The team working on CUILLIN was part of the REAL pilot, and since then new minds have come and gone. They’ve all contributed to further improving our drilling operations. And make no mistake about it, these drilling operations are far from simple.
“Drilling a production well is about the same as being a dentist and performing surgery with a tiny straw - on a patient that sits five floors below you. That makes it crucial to have interpretations of data that are as consistent as possible, which REAL helps us achieve.”
The longest well
We recently finished drilling the longest well on the Norwegian continental shelf. The well is found at Troll and is 10,042 meters long!
At the heart of it all
When Li and Hao left the project in early 2021, two new developers were ready to hop on: Morten Fredriksen and Fredrik Mellemstrand.

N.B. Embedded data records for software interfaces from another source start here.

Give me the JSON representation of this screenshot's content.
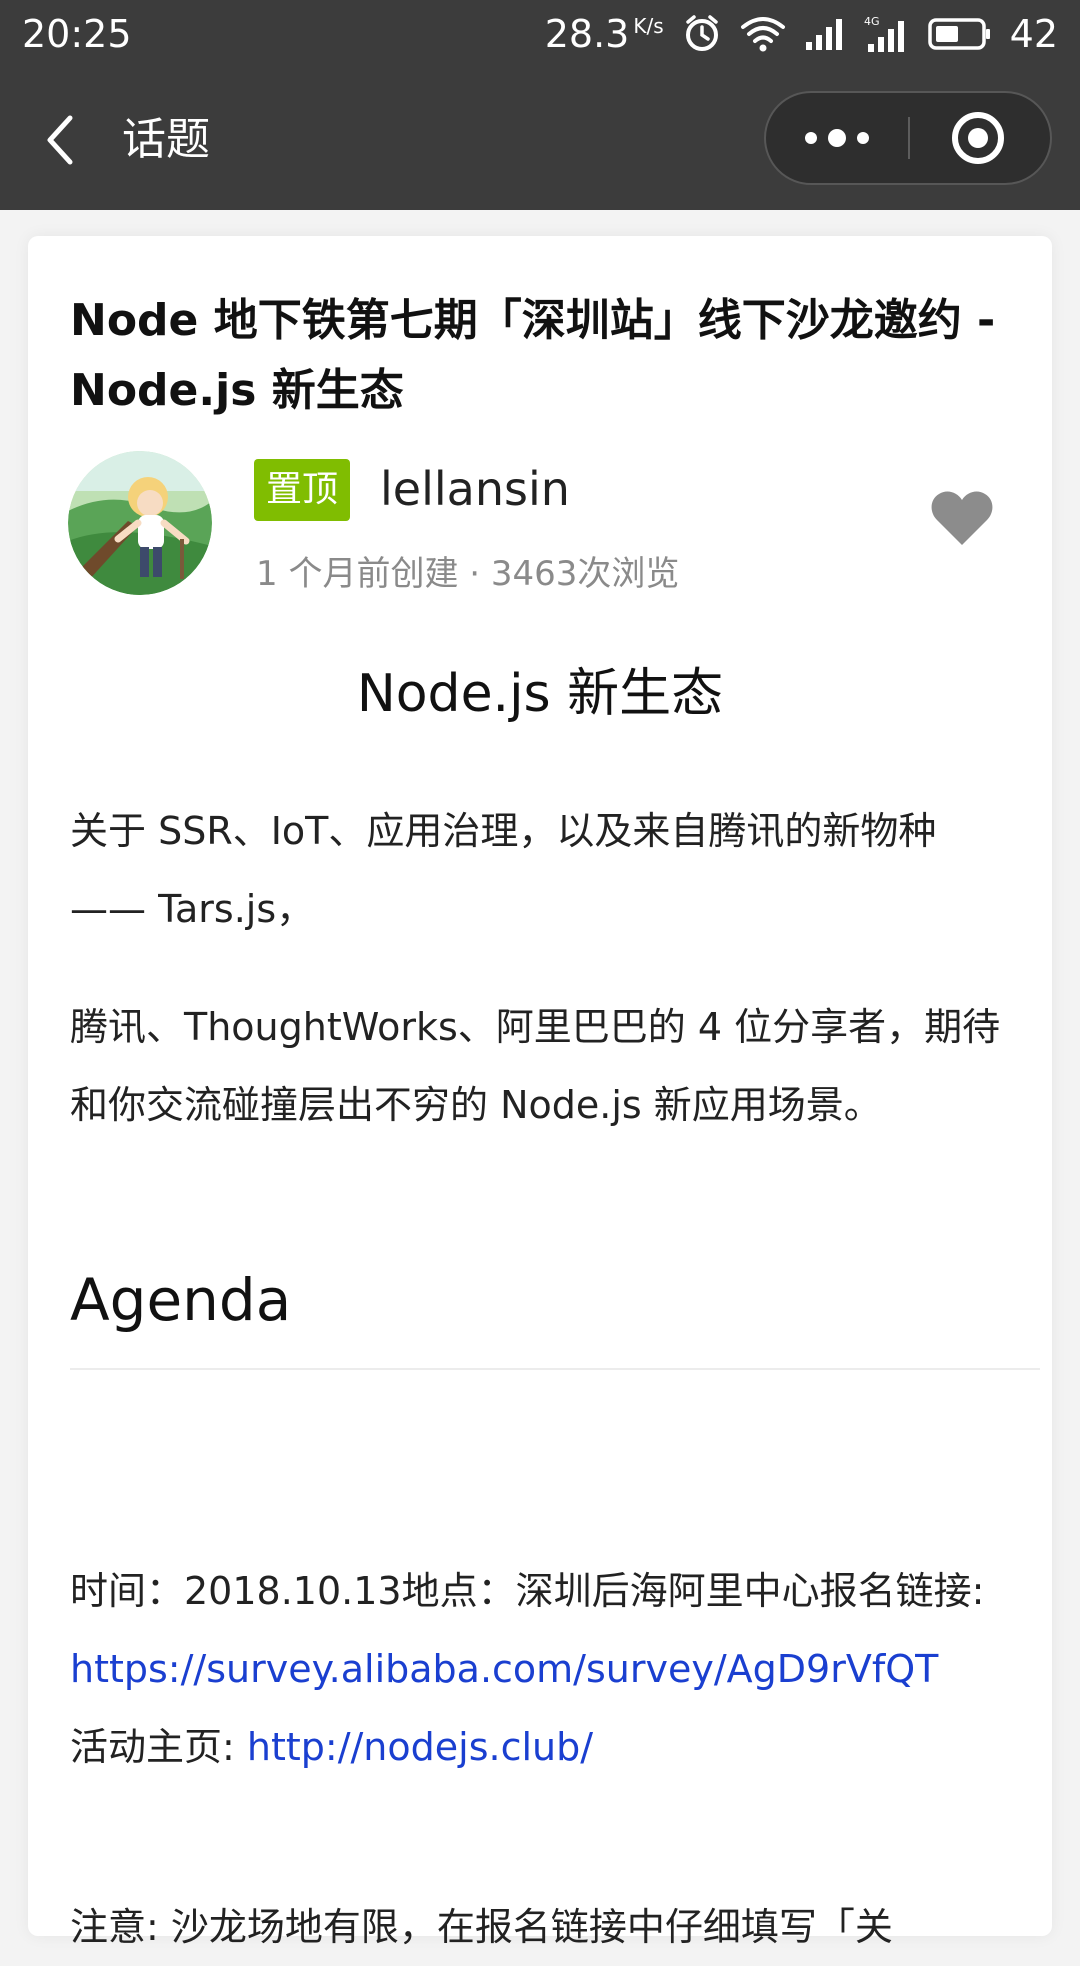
{
  "status_bar": {
    "time": "20:25",
    "speed": "28.3",
    "speed_unit": "K/s",
    "battery": "42"
  },
  "nav": {
    "title": "话题"
  },
  "topic": {
    "title": "Node 地下铁第七期「深圳站」线下沙龙邀约 - Node.js 新生态",
    "pin_label": "置顶",
    "author": "lellansin",
    "meta": "1 个月前创建 · 3463次浏览"
  },
  "content": {
    "heading": "Node.js 新生态",
    "para1": "关于 SSR、IoT、应用治理，以及来自腾讯的新物种 —— Tars.js，",
    "para2": "腾讯、ThoughtWorks、阿里巴巴的 4 位分享者，期待和你交流碰撞层出不穷的 Node.js 新应用场景。",
    "agenda": "Agenda",
    "info_text": "时间：2018.10.13地点：深圳后海阿里中心报名链接:",
    "signup_link": "https://survey.alibaba.com/survey/AgD9rVfQT",
    "homepage_label": "活动主页: ",
    "homepage_link": "http://nodejs.club/",
    "notice": "注意: 沙龙场地有限，在报名链接中仔细填写「关"
  },
  "colors": {
    "bar_bg": "#3c3c3c",
    "pin_green": "#80bd01",
    "link_blue": "#1a3fd0",
    "heart_gray": "#8c8c8c"
  }
}
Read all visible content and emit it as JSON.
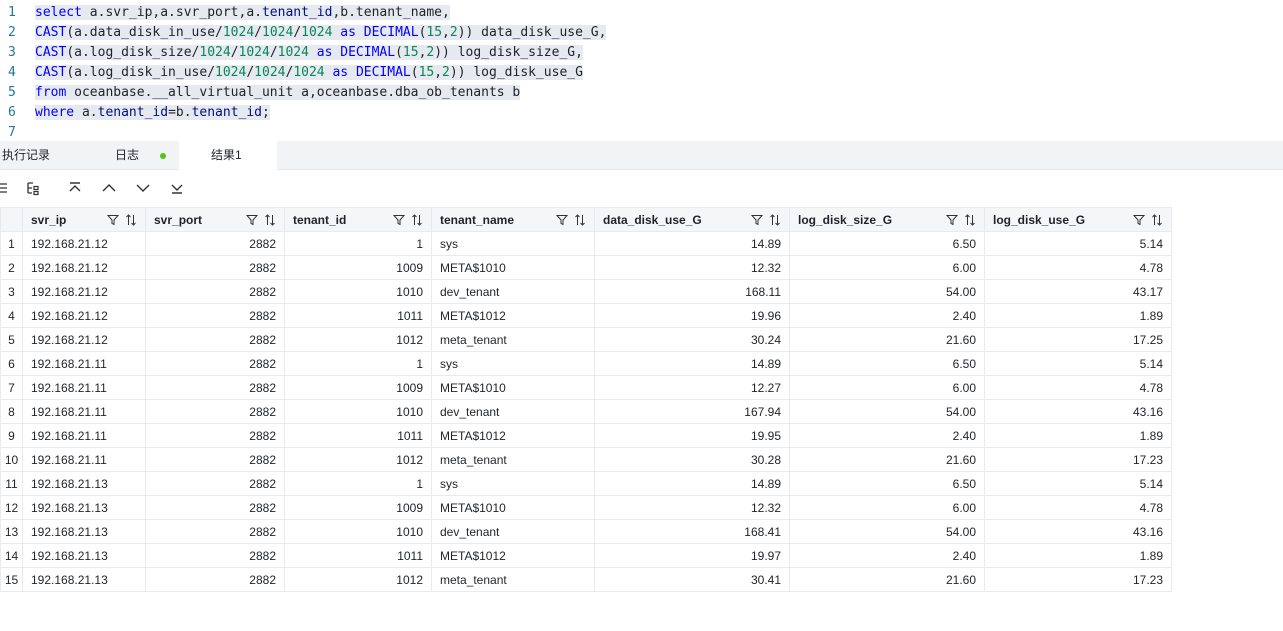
{
  "editor": {
    "lines": [
      {
        "no": "1"
      },
      {
        "no": "2"
      },
      {
        "no": "3"
      },
      {
        "no": "4"
      },
      {
        "no": "5"
      },
      {
        "no": "6"
      },
      {
        "no": "7"
      }
    ],
    "tokens": {
      "l1": [
        "select",
        " a.svr_ip,a.svr_port,a.",
        "tenant_id",
        ",b.tenant_name,"
      ],
      "l2": [
        "CAST",
        "(a.data_disk_in_use/",
        "1024",
        "/",
        "1024",
        "/",
        "1024",
        " as ",
        "DECIMAL",
        "(",
        "15",
        ",",
        "2",
        ")) data_disk_use_G,"
      ],
      "l3": [
        "CAST",
        "(a.log_disk_size/",
        "1024",
        "/",
        "1024",
        "/",
        "1024",
        " as ",
        "DECIMAL",
        "(",
        "15",
        ",",
        "2",
        ")) log_disk_size_G,"
      ],
      "l4": [
        "CAST",
        "(a.log_disk_in_use/",
        "1024",
        "/",
        "1024",
        "/",
        "1024",
        " as ",
        "DECIMAL",
        "(",
        "15",
        ",",
        "2",
        ")) log_disk_use_G"
      ],
      "l5": [
        "from",
        " oceanbase.__all_virtual_unit a,oceanbase.dba_ob_tenants b"
      ],
      "l6": [
        "where",
        " a.",
        "tenant_id",
        "=",
        "b.",
        "tenant_id",
        ";"
      ]
    }
  },
  "tabs": {
    "history": "执行记录",
    "log": "日志",
    "result": "结果1",
    "log_status_color": "#52c41a"
  },
  "toolbar": {
    "icons": [
      "column-settings-icon",
      "tree-structure-icon",
      "jump-first-icon",
      "move-up-icon",
      "move-down-icon",
      "jump-last-icon"
    ]
  },
  "grid": {
    "columns": [
      "svr_ip",
      "svr_port",
      "tenant_id",
      "tenant_name",
      "data_disk_use_G",
      "log_disk_size_G",
      "log_disk_use_G"
    ],
    "rows": [
      [
        "1",
        "192.168.21.12",
        "2882",
        "1",
        "sys",
        "14.89",
        "6.50",
        "5.14"
      ],
      [
        "2",
        "192.168.21.12",
        "2882",
        "1009",
        "META$1010",
        "12.32",
        "6.00",
        "4.78"
      ],
      [
        "3",
        "192.168.21.12",
        "2882",
        "1010",
        "dev_tenant",
        "168.11",
        "54.00",
        "43.17"
      ],
      [
        "4",
        "192.168.21.12",
        "2882",
        "1011",
        "META$1012",
        "19.96",
        "2.40",
        "1.89"
      ],
      [
        "5",
        "192.168.21.12",
        "2882",
        "1012",
        "meta_tenant",
        "30.24",
        "21.60",
        "17.25"
      ],
      [
        "6",
        "192.168.21.11",
        "2882",
        "1",
        "sys",
        "14.89",
        "6.50",
        "5.14"
      ],
      [
        "7",
        "192.168.21.11",
        "2882",
        "1009",
        "META$1010",
        "12.27",
        "6.00",
        "4.78"
      ],
      [
        "8",
        "192.168.21.11",
        "2882",
        "1010",
        "dev_tenant",
        "167.94",
        "54.00",
        "43.16"
      ],
      [
        "9",
        "192.168.21.11",
        "2882",
        "1011",
        "META$1012",
        "19.95",
        "2.40",
        "1.89"
      ],
      [
        "10",
        "192.168.21.11",
        "2882",
        "1012",
        "meta_tenant",
        "30.28",
        "21.60",
        "17.23"
      ],
      [
        "11",
        "192.168.21.13",
        "2882",
        "1",
        "sys",
        "14.89",
        "6.50",
        "5.14"
      ],
      [
        "12",
        "192.168.21.13",
        "2882",
        "1009",
        "META$1010",
        "12.32",
        "6.00",
        "4.78"
      ],
      [
        "13",
        "192.168.21.13",
        "2882",
        "1010",
        "dev_tenant",
        "168.41",
        "54.00",
        "43.16"
      ],
      [
        "14",
        "192.168.21.13",
        "2882",
        "1011",
        "META$1012",
        "19.97",
        "2.40",
        "1.89"
      ],
      [
        "15",
        "192.168.21.13",
        "2882",
        "1012",
        "meta_tenant",
        "30.41",
        "21.60",
        "17.23"
      ]
    ]
  }
}
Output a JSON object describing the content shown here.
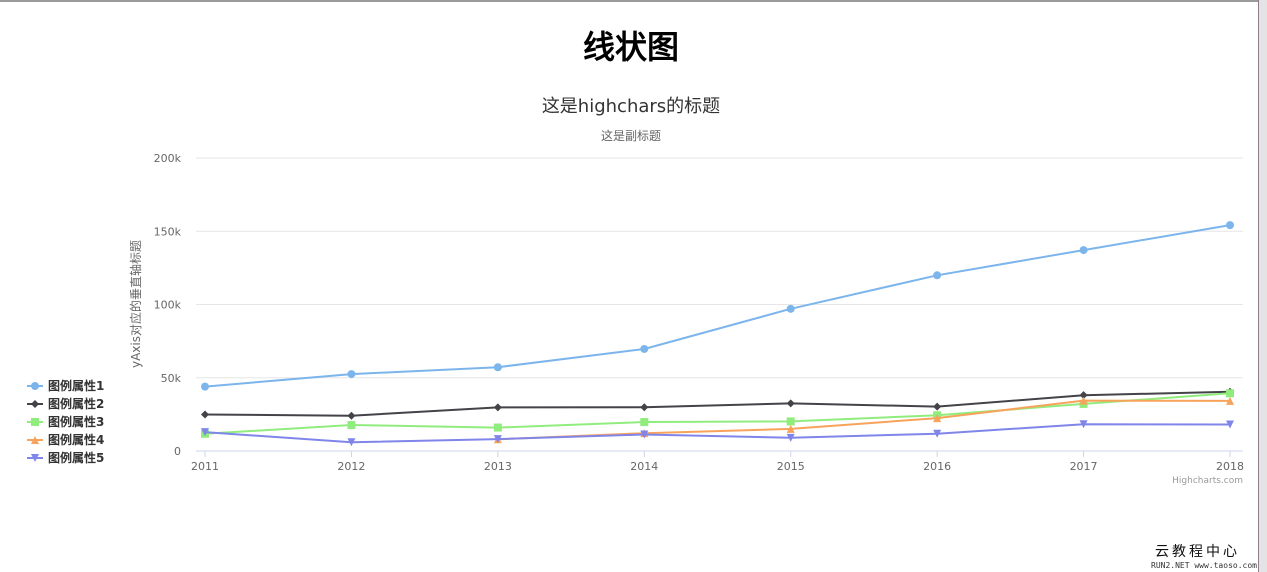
{
  "page": {
    "heading": "线状图",
    "watermark": "云教程中心",
    "watermark_url": "RUN2.NET www.taoso.com"
  },
  "chart_data": {
    "type": "line",
    "title": "这是highchars的标题",
    "subtitle": "这是副标题",
    "xlabel": "",
    "ylabel": "yAxis对应的垂直轴标题",
    "credits": "Highcharts.com",
    "x": [
      2011,
      2012,
      2013,
      2014,
      2015,
      2016,
      2017,
      2018
    ],
    "ylim": [
      0,
      200000
    ],
    "yticks": [
      0,
      50000,
      100000,
      150000,
      200000
    ],
    "ytick_labels": [
      "0",
      "50k",
      "100k",
      "150k",
      "200k"
    ],
    "grid": true,
    "legend_position": "left-middle",
    "series": [
      {
        "name": "图例属性1",
        "color": "#7cb5ec",
        "marker": "circle",
        "values": [
          43934,
          52503,
          57177,
          69658,
          97031,
          119931,
          137133,
          154175
        ]
      },
      {
        "name": "图例属性2",
        "color": "#434348",
        "marker": "diamond",
        "values": [
          24916,
          24064,
          29742,
          29851,
          32490,
          30282,
          38121,
          40434
        ]
      },
      {
        "name": "图例属性3",
        "color": "#90ed7d",
        "marker": "square",
        "values": [
          11744,
          17722,
          16005,
          19771,
          20185,
          24377,
          32147,
          39387
        ]
      },
      {
        "name": "图例属性4",
        "color": "#f7a35c",
        "marker": "triangle",
        "values": [
          null,
          null,
          7988,
          12169,
          15112,
          22452,
          34400,
          34227
        ]
      },
      {
        "name": "图例属性5",
        "color": "#8085e9",
        "marker": "triangle-down",
        "values": [
          12908,
          5948,
          8105,
          11248,
          8989,
          11816,
          18274,
          18111
        ]
      }
    ]
  }
}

Morten tells us that one of the most rewarding aspects of the work is all the feedback they get from end users - and being able to work on something as tech-focused as REAL.
“We collect well data from sensors and try to make it into something with value rather than just 1’s and 0’s. That’s all the while we’re at the very heart of Equinor’s energy production even though we’re in IT."
Morten is fresh out from his studies and recently joined our Equinor graduate program, but that doesn’t mean he doesn’t have a say in development:
“When we get a task to change or add something, it’s up to me to figure out the best way to do it. We have a lot of say in what tech to implement, which is a lot of fun. That doesn’t mean I’m left all alone though, and I’m lucky to have these experienced developers in the team to learn from,” Morten smiles.
Fredrik has more experience under his Equinor-belt but joined the team earlier this year. Maintenance and developing REAL further are at the top of all their to-do-lists.
“REAL is in use 24/7 and we’re dealing with live data so there’s always a challenge to face and solve. Interpretations are constantly running and being presented to the geoscientists at the GOC. That’s what makes all of this so exciting.”
Naturally, development is far more than just maintenance. The team is also looking into possibilities of making sure their model can keep on learning and evolving.
“As of now, we’re only training the model when we’re adding a new field. Being able to train the model continuously using live data would be an interesting addition to the work. That way, we could use new data together with REAL’s interpretations to further improve on our model,” Harald explains.
Here at Loop, we’re not in the business of predicting what the future holds for REAL. However, what we do know is that if you’re interested in all thing's software from Equinor - you need to subscribe to our newsletter. Then, an email will find its way to you as soon as we publish a new story. We won’t spam you and we promise to make it an interesting read.
Until next time, stay safe and take care!
Rune Tendenes Kristiansen